THE TASK:
Filter out every line below that lacks "title", and copy the rest.

Page and application data records:
*** Block opens ***

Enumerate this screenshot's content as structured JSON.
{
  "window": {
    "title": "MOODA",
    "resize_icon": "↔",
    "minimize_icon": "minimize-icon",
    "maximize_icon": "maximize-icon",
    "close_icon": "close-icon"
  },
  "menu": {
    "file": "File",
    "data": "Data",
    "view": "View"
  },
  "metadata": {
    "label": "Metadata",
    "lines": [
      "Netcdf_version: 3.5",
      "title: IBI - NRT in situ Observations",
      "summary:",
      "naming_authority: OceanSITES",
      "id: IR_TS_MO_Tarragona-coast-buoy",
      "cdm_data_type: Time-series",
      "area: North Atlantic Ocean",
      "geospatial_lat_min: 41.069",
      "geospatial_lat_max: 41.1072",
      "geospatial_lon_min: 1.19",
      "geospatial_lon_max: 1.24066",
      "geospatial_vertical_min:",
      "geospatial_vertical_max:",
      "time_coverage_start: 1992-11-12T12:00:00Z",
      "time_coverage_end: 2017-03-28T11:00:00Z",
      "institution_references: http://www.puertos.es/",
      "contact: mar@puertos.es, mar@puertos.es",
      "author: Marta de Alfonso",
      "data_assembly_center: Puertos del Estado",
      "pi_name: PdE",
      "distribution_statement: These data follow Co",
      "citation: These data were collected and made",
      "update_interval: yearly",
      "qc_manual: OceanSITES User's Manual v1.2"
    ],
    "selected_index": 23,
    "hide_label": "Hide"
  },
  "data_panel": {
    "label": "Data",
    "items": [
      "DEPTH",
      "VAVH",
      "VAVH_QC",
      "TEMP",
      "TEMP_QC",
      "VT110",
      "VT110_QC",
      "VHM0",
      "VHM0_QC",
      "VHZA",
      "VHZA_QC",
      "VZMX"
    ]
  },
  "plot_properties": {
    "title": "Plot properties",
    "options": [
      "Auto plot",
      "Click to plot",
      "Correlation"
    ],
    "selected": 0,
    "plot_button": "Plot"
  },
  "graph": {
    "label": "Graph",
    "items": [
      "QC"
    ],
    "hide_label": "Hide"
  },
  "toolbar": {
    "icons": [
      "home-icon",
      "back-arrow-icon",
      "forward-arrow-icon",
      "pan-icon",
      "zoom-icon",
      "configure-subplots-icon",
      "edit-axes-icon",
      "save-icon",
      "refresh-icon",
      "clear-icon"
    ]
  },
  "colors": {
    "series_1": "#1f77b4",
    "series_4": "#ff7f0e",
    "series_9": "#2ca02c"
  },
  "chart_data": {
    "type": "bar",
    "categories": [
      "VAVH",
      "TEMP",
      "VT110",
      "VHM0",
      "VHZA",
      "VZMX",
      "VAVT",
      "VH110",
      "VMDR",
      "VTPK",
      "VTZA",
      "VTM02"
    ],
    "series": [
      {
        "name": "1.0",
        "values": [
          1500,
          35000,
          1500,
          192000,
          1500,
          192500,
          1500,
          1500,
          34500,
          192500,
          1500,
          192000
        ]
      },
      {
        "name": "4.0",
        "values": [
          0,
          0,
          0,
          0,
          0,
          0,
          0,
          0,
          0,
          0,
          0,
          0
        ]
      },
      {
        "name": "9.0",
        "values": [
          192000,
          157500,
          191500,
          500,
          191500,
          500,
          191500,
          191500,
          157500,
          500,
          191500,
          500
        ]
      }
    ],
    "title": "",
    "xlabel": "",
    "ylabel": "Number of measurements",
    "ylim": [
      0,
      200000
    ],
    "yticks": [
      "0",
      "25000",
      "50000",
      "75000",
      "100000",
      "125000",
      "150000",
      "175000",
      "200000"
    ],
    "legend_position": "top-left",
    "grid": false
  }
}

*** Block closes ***

EXERCISE OUTPUT:
    "title": "MOODA",
      "title: IBI - NRT in situ Observations",
    "title": "Plot properties",
    "title": "",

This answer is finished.